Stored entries
****************

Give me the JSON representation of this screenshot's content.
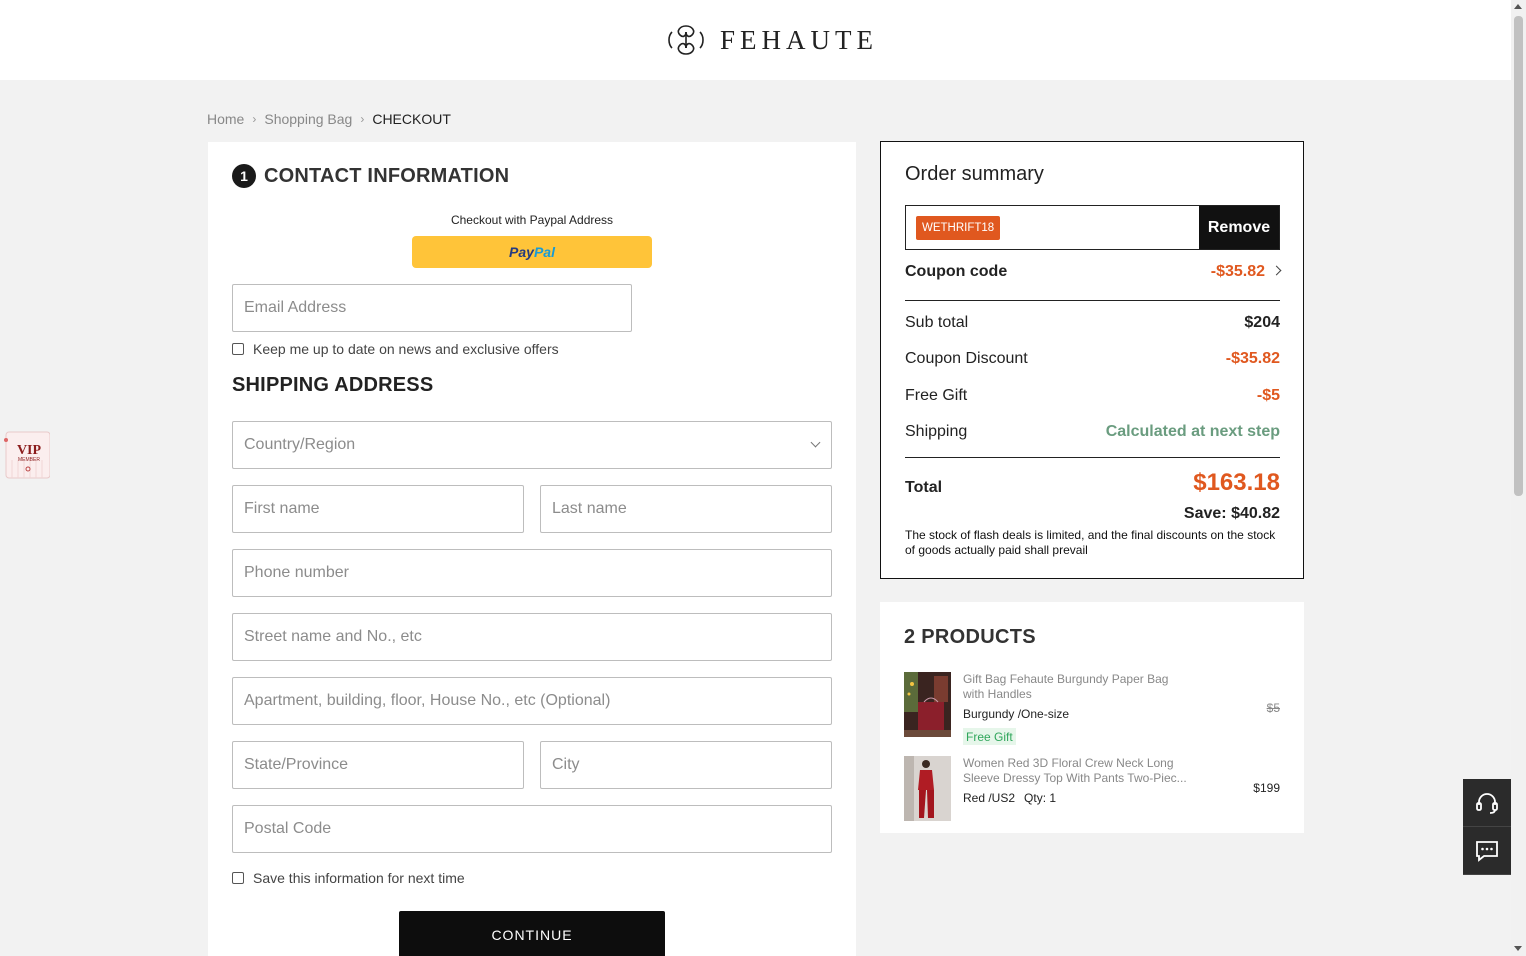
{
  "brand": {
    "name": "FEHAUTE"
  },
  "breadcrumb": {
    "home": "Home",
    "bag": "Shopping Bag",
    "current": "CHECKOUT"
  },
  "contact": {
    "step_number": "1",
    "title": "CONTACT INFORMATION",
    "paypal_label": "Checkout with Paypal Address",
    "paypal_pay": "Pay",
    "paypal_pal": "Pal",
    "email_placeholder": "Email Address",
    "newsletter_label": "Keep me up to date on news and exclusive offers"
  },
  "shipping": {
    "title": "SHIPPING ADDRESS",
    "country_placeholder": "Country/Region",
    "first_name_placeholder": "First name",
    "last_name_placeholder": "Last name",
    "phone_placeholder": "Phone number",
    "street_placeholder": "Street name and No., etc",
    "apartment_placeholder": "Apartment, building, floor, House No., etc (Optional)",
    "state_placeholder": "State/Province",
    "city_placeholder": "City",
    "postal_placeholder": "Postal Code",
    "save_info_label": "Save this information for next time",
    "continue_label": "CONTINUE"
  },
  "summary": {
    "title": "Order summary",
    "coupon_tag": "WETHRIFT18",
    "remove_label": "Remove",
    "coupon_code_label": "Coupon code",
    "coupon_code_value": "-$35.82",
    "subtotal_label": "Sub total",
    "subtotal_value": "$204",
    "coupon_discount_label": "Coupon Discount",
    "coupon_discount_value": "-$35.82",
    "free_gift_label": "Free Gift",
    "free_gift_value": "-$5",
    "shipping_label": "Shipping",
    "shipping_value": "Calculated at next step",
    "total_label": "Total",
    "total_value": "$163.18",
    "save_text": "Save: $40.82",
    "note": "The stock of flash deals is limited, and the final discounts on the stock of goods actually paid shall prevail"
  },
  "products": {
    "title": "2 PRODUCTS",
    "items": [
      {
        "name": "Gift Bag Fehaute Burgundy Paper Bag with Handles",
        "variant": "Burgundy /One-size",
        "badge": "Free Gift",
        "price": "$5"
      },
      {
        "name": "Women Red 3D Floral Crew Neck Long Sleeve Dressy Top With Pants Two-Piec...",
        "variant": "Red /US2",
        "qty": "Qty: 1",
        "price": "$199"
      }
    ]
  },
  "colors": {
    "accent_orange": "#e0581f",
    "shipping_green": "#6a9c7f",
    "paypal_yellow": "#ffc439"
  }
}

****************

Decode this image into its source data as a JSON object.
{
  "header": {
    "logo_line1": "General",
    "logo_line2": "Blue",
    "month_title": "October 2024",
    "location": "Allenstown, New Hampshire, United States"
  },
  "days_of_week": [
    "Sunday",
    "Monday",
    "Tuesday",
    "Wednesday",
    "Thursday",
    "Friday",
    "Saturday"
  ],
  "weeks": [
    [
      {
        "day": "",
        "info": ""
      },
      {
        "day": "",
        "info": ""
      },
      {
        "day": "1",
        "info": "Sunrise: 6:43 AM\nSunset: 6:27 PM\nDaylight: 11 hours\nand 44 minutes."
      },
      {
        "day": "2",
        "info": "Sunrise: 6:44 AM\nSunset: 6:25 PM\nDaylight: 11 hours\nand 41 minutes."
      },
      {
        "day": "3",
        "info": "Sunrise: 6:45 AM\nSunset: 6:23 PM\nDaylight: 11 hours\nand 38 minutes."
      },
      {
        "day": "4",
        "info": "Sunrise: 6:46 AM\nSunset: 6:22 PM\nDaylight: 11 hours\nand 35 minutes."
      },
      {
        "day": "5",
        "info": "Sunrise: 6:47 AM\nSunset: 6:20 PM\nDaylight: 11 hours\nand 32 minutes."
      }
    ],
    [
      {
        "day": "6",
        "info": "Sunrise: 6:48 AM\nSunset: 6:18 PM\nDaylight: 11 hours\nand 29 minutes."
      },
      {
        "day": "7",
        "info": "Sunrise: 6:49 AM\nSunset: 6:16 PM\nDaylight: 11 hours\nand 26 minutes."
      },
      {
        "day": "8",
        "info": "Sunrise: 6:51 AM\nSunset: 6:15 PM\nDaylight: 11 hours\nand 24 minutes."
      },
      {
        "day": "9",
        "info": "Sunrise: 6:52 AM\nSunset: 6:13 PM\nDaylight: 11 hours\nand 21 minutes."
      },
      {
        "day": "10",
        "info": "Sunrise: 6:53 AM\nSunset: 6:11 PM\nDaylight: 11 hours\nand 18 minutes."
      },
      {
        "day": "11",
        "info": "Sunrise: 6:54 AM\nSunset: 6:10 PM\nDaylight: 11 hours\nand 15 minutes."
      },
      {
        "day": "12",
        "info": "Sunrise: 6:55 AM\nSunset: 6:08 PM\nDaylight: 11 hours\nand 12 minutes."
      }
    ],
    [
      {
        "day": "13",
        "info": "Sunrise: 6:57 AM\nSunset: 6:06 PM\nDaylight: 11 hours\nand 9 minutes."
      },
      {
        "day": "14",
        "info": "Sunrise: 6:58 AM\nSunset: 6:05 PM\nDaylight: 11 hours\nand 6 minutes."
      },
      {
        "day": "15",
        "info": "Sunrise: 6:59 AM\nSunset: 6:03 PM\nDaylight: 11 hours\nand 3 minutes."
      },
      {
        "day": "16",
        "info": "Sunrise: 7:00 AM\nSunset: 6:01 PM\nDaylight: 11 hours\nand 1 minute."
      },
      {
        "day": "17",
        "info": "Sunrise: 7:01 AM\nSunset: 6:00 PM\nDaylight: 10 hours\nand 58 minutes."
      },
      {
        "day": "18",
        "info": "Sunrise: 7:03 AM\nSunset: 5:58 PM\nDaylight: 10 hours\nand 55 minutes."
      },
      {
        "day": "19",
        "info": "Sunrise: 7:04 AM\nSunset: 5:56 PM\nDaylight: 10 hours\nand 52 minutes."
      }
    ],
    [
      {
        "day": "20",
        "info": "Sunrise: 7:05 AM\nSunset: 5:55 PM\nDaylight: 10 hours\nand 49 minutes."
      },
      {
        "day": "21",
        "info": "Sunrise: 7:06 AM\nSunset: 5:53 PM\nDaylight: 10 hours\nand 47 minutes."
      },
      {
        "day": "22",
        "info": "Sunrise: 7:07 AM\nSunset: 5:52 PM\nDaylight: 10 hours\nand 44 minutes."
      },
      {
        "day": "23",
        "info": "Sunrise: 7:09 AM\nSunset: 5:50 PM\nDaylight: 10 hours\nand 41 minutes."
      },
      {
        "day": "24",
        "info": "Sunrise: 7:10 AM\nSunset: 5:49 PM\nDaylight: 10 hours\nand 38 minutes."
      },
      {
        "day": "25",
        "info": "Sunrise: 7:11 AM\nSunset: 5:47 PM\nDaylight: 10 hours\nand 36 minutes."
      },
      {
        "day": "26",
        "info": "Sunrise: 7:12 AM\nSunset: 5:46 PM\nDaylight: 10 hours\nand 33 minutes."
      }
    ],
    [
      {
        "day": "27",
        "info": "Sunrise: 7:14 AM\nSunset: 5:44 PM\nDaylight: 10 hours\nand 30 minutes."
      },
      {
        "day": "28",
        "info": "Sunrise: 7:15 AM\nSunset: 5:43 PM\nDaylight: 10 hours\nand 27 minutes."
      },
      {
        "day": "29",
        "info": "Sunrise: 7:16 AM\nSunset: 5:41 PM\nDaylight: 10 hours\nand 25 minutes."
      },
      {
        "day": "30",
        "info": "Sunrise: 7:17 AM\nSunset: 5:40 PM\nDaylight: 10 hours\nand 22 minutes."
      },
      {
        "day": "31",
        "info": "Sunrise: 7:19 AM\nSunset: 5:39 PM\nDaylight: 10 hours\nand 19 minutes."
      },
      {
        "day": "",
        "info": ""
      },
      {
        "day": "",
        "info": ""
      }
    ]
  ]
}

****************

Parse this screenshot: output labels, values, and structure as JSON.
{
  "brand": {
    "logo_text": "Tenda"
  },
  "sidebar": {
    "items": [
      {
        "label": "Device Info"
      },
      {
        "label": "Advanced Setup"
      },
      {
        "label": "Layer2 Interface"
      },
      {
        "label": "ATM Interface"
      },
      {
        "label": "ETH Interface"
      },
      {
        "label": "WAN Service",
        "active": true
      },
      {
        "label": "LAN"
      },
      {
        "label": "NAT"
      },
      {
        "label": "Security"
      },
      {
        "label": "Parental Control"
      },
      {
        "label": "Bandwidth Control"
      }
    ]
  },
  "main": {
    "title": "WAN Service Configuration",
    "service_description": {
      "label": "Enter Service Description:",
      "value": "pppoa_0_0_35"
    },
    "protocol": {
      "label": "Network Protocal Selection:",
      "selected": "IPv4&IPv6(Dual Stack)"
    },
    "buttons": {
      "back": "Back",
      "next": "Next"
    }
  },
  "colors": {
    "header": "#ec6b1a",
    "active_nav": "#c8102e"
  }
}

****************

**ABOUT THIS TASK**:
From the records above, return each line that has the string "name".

**ANSWER BOX**:
    "name": "FEHAUTE"
    "first_name_placeholder": "First name",
    "last_name_placeholder": "Last name",
    "street_placeholder": "Street name and No., etc",
        "name": "Gift Bag Fehaute Burgundy Paper Bag with Handles",
        "name": "Women Red 3D Floral Crew Neck Long Sleeve Dressy Top With Pants Two-Piec...",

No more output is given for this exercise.